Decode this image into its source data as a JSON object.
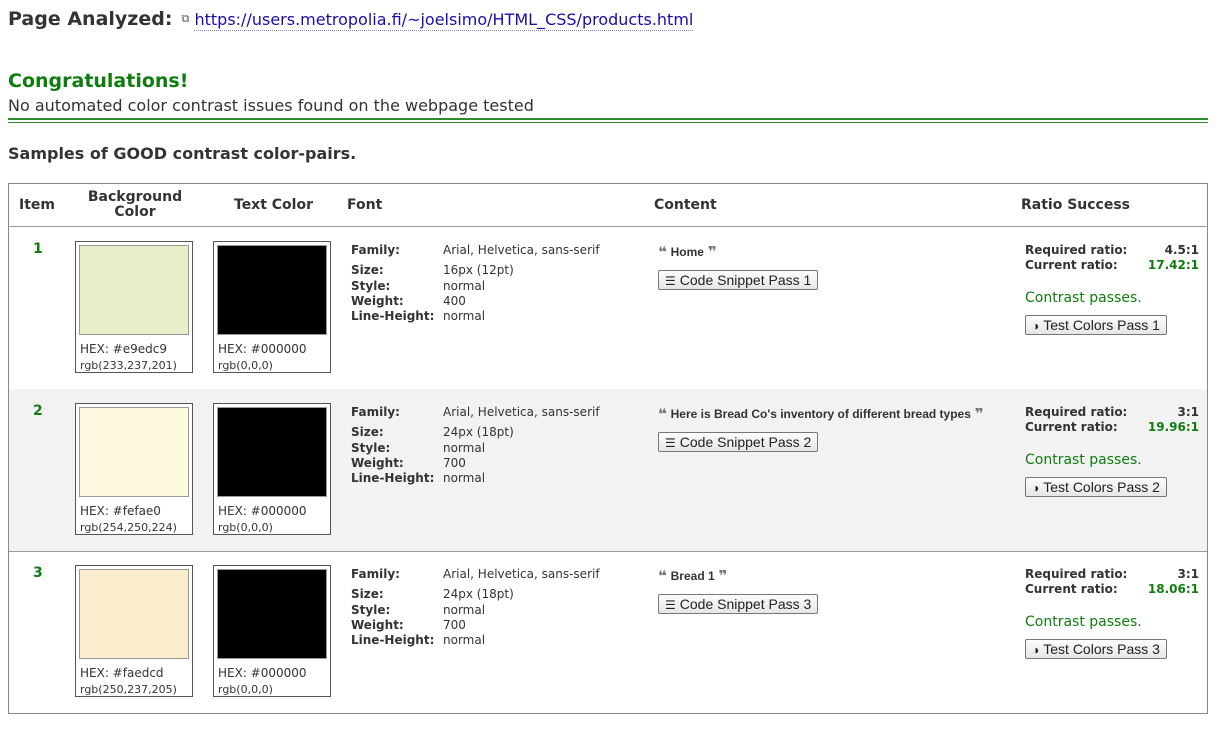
{
  "header": {
    "label": "Page Analyzed:",
    "url_icon": "external-window-icon",
    "url": "https://users.metropolia.fi/~joelsimo/HTML_CSS/products.html"
  },
  "result": {
    "title": "Congratulations!",
    "message": "No automated color contrast issues found on the webpage tested"
  },
  "samples_title": "Samples of GOOD contrast color-pairs.",
  "table": {
    "headers": {
      "item": "Item",
      "background_color": "Background Color",
      "text_color": "Text Color",
      "font": "Font",
      "content": "Content",
      "ratio_success": "Ratio Success"
    },
    "font_labels": {
      "family": "Family:",
      "size": "Size:",
      "style": "Style:",
      "weight": "Weight:",
      "line_height": "Line-Height:"
    },
    "ratio_labels": {
      "required": "Required ratio:",
      "current": "Current ratio:"
    },
    "rows": [
      {
        "item": "1",
        "bg_color": "#e9edc9",
        "bg_hex": "HEX: #e9edc9",
        "bg_rgb": "rgb(233,237,201)",
        "fg_color": "#000000",
        "fg_hex": "HEX: #000000",
        "fg_rgb": "rgb(0,0,0)",
        "family": "Arial, Helvetica, sans-serif",
        "size": "16px (12pt)",
        "style": "normal",
        "weight": "400",
        "line_height": "normal",
        "content": "Home",
        "snippet_button": "Code Snippet Pass 1",
        "required_ratio": "4.5:1",
        "current_ratio": "17.42:1",
        "status": "Contrast passes.",
        "test_button": "Test Colors Pass 1"
      },
      {
        "item": "2",
        "bg_color": "#fefae0",
        "bg_hex": "HEX: #fefae0",
        "bg_rgb": "rgb(254,250,224)",
        "fg_color": "#000000",
        "fg_hex": "HEX: #000000",
        "fg_rgb": "rgb(0,0,0)",
        "family": "Arial, Helvetica, sans-serif",
        "size": "24px (18pt)",
        "style": "normal",
        "weight": "700",
        "line_height": "normal",
        "content": "Here is Bread Co's inventory of different bread types",
        "snippet_button": "Code Snippet Pass 2",
        "required_ratio": "3:1",
        "current_ratio": "19.96:1",
        "status": "Contrast passes.",
        "test_button": "Test Colors Pass 2"
      },
      {
        "item": "3",
        "bg_color": "#faedcd",
        "bg_hex": "HEX: #faedcd",
        "bg_rgb": "rgb(250,237,205)",
        "fg_color": "#000000",
        "fg_hex": "HEX: #000000",
        "fg_rgb": "rgb(0,0,0)",
        "family": "Arial, Helvetica, sans-serif",
        "size": "24px (18pt)",
        "style": "normal",
        "weight": "700",
        "line_height": "normal",
        "content": "Bread 1",
        "snippet_button": "Code Snippet Pass 3",
        "required_ratio": "3:1",
        "current_ratio": "18.06:1",
        "status": "Contrast passes.",
        "test_button": "Test Colors Pass 3"
      }
    ]
  },
  "icons": {
    "quote_open": "left-quote-icon",
    "quote_close": "right-quote-icon",
    "snippet": "lines-icon",
    "contrast": "half-circle-contrast-icon"
  },
  "colors": {
    "success_green": "#107c10",
    "link_blue": "#1a0dab",
    "alt_row": "#f2f2f2"
  }
}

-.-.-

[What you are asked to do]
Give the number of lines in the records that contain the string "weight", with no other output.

[Written response]
4